◆ ASSIGNMENT
Please copy every line of the data in which the string "Host" appears.

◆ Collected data

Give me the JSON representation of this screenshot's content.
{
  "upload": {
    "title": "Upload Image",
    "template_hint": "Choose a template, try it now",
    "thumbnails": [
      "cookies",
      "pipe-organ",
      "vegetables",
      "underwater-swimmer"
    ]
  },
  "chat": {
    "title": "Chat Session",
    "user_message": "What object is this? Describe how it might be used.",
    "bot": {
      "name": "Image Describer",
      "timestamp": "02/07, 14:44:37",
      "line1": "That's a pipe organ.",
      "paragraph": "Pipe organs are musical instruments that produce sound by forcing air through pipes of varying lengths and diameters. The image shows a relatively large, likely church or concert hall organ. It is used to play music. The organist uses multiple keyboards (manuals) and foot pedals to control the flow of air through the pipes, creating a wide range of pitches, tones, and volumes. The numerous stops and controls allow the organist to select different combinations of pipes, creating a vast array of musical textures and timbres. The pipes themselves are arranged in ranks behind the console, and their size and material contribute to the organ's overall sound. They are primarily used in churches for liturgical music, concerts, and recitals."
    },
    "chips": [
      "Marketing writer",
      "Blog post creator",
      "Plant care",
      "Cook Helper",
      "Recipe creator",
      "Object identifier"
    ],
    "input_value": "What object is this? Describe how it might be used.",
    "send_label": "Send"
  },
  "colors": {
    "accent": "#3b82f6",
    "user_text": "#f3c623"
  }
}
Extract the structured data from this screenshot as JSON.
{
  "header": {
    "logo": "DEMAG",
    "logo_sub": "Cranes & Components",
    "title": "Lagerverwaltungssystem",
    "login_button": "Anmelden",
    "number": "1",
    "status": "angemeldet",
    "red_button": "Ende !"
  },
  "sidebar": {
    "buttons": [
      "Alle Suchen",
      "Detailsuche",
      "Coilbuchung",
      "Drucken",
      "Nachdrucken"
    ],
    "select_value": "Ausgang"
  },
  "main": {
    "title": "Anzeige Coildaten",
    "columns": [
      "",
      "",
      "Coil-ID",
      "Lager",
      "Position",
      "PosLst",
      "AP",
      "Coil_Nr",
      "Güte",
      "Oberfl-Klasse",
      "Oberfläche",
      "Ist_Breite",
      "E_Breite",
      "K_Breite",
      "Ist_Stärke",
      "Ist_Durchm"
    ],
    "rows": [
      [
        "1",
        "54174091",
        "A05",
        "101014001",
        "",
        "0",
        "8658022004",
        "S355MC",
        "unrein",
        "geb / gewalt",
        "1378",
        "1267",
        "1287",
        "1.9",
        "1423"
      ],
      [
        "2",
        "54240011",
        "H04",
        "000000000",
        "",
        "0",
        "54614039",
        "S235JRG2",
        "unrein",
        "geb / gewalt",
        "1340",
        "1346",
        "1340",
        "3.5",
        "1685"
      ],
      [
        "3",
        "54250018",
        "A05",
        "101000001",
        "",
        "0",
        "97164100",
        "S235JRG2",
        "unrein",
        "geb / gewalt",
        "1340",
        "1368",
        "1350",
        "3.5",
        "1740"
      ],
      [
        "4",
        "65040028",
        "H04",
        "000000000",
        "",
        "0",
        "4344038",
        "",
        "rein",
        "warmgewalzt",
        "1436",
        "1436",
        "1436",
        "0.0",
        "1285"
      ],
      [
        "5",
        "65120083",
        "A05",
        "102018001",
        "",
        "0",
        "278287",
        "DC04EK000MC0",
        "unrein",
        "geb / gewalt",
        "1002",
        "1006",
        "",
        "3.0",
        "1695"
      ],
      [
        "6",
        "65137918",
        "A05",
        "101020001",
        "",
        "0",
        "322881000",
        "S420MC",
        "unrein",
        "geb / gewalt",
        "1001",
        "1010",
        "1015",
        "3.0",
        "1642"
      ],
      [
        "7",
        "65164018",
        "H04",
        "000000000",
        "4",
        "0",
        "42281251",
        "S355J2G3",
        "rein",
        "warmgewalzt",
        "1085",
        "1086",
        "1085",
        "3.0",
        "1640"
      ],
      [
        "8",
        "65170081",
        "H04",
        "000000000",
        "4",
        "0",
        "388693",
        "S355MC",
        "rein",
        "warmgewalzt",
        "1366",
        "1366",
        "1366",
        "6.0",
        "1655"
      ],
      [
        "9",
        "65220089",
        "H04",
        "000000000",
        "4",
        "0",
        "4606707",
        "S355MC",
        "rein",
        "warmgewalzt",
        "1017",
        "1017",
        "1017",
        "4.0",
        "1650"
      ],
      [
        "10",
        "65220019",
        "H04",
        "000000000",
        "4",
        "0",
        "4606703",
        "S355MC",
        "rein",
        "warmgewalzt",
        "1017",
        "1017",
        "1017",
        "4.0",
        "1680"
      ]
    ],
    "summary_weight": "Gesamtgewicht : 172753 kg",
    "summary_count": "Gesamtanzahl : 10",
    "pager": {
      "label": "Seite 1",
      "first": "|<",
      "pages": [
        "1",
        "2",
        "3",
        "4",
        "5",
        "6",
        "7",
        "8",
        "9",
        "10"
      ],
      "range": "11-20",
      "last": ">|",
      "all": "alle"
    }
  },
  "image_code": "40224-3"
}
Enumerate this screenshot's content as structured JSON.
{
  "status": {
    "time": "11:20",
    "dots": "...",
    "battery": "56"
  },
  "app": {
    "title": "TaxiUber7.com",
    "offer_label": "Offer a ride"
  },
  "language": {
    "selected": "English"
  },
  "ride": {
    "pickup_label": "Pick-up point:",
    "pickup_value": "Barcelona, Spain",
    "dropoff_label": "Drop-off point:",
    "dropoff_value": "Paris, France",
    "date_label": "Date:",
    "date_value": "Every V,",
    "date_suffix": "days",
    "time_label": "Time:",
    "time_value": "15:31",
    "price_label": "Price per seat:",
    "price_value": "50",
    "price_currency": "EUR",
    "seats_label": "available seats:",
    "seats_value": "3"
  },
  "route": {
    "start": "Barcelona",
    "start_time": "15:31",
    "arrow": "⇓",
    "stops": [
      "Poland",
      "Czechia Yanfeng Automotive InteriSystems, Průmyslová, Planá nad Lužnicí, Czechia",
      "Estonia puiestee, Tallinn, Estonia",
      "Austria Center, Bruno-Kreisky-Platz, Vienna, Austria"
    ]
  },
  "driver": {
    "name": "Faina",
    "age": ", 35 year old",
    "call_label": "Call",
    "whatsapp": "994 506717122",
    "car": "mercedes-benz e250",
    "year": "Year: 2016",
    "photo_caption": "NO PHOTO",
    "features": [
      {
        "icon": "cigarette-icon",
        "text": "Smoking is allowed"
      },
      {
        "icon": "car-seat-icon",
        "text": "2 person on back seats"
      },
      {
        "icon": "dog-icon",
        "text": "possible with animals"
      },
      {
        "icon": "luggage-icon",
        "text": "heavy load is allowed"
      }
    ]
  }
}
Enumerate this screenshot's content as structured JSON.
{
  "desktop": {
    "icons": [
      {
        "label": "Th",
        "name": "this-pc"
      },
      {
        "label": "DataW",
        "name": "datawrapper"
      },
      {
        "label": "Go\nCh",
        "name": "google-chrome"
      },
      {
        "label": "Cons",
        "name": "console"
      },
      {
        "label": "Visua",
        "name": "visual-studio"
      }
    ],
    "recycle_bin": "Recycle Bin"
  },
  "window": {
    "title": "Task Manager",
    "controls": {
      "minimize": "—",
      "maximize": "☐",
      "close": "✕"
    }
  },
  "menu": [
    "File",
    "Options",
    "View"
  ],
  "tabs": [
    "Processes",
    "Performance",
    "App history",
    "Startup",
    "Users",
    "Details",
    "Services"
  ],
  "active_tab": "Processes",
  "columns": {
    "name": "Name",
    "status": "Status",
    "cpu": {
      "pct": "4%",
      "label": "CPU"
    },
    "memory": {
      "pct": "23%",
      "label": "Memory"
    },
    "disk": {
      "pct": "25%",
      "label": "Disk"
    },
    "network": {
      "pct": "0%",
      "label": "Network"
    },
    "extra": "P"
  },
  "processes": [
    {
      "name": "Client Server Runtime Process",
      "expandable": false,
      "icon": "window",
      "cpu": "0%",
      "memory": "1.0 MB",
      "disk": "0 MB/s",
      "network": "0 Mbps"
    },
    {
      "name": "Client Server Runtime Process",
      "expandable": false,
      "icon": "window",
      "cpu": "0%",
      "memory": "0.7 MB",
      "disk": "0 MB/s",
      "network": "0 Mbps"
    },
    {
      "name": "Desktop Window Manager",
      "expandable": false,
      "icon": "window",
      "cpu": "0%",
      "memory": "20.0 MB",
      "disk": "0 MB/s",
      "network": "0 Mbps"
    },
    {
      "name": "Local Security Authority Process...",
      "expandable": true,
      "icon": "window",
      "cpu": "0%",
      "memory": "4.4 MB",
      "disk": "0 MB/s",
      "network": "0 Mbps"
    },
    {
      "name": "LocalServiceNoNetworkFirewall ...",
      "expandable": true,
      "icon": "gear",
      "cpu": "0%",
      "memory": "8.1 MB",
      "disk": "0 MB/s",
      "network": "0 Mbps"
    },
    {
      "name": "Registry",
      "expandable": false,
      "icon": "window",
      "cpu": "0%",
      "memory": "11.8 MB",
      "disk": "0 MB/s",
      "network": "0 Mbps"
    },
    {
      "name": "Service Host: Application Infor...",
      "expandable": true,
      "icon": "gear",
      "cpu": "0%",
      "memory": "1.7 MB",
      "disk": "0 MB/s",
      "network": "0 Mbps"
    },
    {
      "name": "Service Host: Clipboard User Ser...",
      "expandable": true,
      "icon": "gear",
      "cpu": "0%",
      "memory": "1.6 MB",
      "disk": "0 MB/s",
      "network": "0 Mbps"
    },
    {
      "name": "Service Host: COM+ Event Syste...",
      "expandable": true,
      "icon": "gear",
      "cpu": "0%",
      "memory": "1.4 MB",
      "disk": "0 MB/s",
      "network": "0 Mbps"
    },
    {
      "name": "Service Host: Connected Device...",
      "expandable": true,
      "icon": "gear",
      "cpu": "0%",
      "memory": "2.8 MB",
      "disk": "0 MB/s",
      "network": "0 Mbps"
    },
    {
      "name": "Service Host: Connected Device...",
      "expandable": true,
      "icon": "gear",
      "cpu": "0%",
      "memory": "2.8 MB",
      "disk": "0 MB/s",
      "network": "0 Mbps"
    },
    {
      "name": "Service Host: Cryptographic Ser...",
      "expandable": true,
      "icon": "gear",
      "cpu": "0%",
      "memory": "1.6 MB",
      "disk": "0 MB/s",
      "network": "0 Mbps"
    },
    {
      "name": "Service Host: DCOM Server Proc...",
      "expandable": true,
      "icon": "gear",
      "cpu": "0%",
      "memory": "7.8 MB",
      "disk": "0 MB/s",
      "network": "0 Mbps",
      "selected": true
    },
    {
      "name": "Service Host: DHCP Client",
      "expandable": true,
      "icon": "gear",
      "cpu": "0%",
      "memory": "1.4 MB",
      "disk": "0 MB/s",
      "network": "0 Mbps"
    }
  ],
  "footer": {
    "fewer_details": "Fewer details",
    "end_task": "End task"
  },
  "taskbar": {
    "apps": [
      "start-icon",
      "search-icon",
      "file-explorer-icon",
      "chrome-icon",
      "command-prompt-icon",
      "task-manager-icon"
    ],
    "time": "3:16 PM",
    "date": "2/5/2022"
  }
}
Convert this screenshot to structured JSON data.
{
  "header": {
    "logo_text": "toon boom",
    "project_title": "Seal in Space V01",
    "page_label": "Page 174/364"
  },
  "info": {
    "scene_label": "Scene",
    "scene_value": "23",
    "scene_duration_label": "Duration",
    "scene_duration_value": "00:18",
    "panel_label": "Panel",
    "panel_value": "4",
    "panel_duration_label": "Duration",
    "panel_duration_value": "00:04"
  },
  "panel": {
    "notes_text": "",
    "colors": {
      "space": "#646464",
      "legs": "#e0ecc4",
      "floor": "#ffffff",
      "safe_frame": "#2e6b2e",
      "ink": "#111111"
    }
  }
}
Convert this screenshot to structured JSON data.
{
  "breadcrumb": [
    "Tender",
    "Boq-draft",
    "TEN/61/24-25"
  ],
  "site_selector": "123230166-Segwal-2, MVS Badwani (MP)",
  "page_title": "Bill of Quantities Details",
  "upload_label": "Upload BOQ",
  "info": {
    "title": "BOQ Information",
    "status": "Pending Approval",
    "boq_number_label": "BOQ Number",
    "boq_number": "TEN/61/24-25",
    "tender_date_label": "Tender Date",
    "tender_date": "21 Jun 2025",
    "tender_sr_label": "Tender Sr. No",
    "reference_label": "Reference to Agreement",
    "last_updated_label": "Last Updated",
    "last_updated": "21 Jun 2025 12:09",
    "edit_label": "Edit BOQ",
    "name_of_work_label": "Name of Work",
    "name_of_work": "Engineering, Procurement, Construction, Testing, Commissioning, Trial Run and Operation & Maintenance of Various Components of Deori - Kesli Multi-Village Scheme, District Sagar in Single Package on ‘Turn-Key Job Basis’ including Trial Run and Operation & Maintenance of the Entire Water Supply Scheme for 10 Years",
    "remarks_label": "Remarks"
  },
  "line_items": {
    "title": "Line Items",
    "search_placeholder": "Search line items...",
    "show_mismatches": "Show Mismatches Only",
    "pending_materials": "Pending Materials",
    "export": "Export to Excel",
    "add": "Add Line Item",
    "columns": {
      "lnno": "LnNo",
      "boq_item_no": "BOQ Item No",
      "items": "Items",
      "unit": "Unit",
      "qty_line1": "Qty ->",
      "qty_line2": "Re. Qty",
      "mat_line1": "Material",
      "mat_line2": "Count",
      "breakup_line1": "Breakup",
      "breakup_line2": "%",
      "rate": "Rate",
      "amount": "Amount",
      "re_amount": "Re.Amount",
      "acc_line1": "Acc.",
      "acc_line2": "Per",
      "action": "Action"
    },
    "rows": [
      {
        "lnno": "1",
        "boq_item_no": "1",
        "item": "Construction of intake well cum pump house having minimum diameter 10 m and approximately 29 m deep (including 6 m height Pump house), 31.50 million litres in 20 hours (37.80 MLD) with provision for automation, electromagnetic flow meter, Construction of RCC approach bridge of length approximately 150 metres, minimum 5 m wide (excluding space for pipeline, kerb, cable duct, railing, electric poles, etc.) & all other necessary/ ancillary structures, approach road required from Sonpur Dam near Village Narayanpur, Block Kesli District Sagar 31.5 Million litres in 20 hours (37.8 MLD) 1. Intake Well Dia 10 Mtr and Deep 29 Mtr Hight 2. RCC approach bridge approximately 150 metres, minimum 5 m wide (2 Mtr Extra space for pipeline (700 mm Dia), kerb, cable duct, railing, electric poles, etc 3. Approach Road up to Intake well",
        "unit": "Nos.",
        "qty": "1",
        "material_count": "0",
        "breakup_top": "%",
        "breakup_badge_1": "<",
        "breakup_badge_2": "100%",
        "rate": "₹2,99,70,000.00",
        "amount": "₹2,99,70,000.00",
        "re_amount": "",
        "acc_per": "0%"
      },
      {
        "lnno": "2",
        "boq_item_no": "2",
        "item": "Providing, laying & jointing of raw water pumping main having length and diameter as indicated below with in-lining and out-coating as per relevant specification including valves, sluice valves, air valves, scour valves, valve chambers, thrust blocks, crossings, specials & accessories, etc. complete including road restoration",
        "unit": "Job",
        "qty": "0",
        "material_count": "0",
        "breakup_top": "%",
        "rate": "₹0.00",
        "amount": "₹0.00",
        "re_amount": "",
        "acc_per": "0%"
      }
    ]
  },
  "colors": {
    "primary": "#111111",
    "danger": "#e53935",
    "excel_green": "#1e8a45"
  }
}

◆ REPLY TO THE EXERCISE
      "name": "Service Host: Application Infor...",
      "name": "Service Host: Clipboard User Ser...",
      "name": "Service Host: COM+ Event Syste...",
      "name": "Service Host: Connected Device...",
      "name": "Service Host: Connected Device...",
      "name": "Service Host: Cryptographic Ser...",
      "name": "Service Host: DCOM Server Proc...",
      "name": "Service Host: DHCP Client",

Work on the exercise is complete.